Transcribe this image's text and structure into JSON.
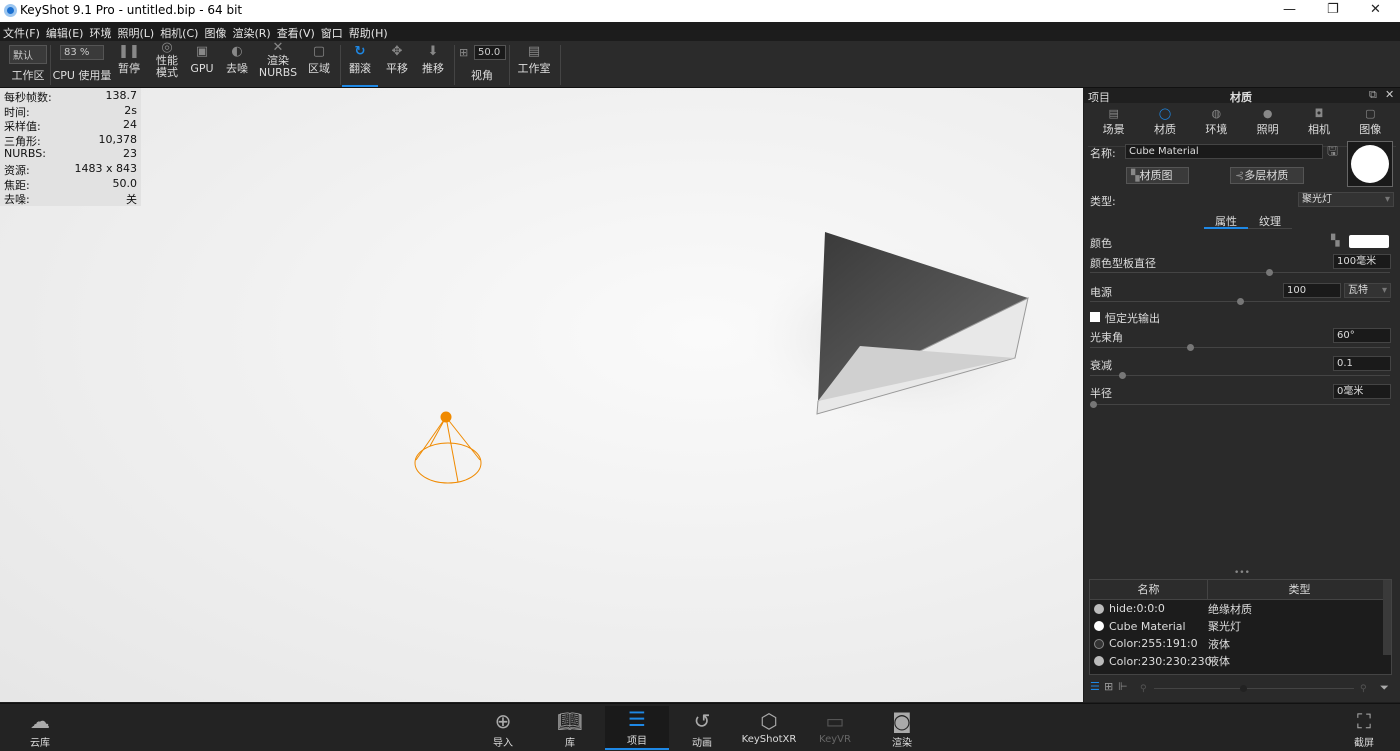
{
  "window": {
    "title": "KeyShot 9.1 Pro  - untitled.bip  - 64 bit"
  },
  "menu": [
    "文件(F)",
    "编辑(E)",
    "环境",
    "照明(L)",
    "相机(C)",
    "图像",
    "渲染(R)",
    "查看(V)",
    "窗口",
    "帮助(H)"
  ],
  "toolbar": {
    "workspace_value": "默认",
    "workspace_label": "工作区",
    "cpu_value": "83 %",
    "cpu_label": "CPU 使用量",
    "pause": "暂停",
    "perf_mode": "性能\n模式",
    "gpu": "GPU",
    "denoise": "去噪",
    "nurbs": "渲染\nNURBS",
    "region": "区域",
    "tumble": "翻滚",
    "pan": "平移",
    "dolly": "推移",
    "fov_value": "50.0",
    "fov_label": "视角",
    "studio": "工作室"
  },
  "stats": [
    [
      "每秒帧数:",
      "138.7"
    ],
    [
      "时间:",
      "2s"
    ],
    [
      "采样值:",
      "24"
    ],
    [
      "三角形:",
      "10,378"
    ],
    [
      "NURBS:",
      "23"
    ],
    [
      "资源:",
      "1483 x 843"
    ],
    [
      "焦距:",
      "50.0"
    ],
    [
      "去噪:",
      "关"
    ]
  ],
  "panel": {
    "left_title": "项目",
    "title": "材质",
    "tabs": [
      {
        "label": "场景",
        "icon": "scene-icon"
      },
      {
        "label": "材质",
        "icon": "material-icon",
        "active": true
      },
      {
        "label": "环境",
        "icon": "environment-icon"
      },
      {
        "label": "照明",
        "icon": "lighting-icon"
      },
      {
        "label": "相机",
        "icon": "camera-icon"
      },
      {
        "label": "图像",
        "icon": "image-icon"
      }
    ],
    "name_label": "名称:",
    "name_value": "Cube Material",
    "graph_btn": "材质图",
    "multi_btn": "多层材质",
    "type_label": "类型:",
    "type_value": "聚光灯",
    "subtabs": [
      "属性",
      "纹理"
    ],
    "color_label": "颜色",
    "color_value": "#ffffff",
    "swatch_label": "颜色型板直径",
    "swatch_value": "100毫米",
    "swatch_slider": 0.6,
    "power_label": "电源",
    "power_value": "100",
    "power_unit": "瓦特",
    "power_slider": 0.5,
    "constant_label": "恒定光输出",
    "constant_checked": false,
    "beam_label": "光束角",
    "beam_value": "60°",
    "beam_slider": 0.33,
    "falloff_label": "衰减",
    "falloff_value": "0.1",
    "falloff_slider": 0.1,
    "radius_label": "半径",
    "radius_value": "0毫米",
    "radius_slider": 0.0,
    "table": {
      "headers": [
        "名称",
        "类型"
      ],
      "rows": [
        {
          "name": "hide:0:0:0",
          "type": "绝缘材质",
          "color": "#bbbbbb"
        },
        {
          "name": "Cube Material",
          "type": "聚光灯",
          "color": "#ffffff"
        },
        {
          "name": "Color:255:191:0",
          "type": "液体",
          "color": "#333333"
        },
        {
          "name": "Color:230:230:230",
          "type": "液体",
          "color": "#bbbbbb"
        }
      ]
    }
  },
  "bottom": {
    "cloud": "云库",
    "import": "导入",
    "library": "库",
    "project": "项目",
    "animation": "动画",
    "keyshotxr": "KeyShotXR",
    "keyvr": "KeyVR",
    "render": "渲染",
    "screenshot": "截屏"
  },
  "colors": {
    "accent": "#1e88e5",
    "light_cone": "#f08a00"
  }
}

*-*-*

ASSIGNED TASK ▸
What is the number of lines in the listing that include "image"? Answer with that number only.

FINISHED EXERCISE ▸
2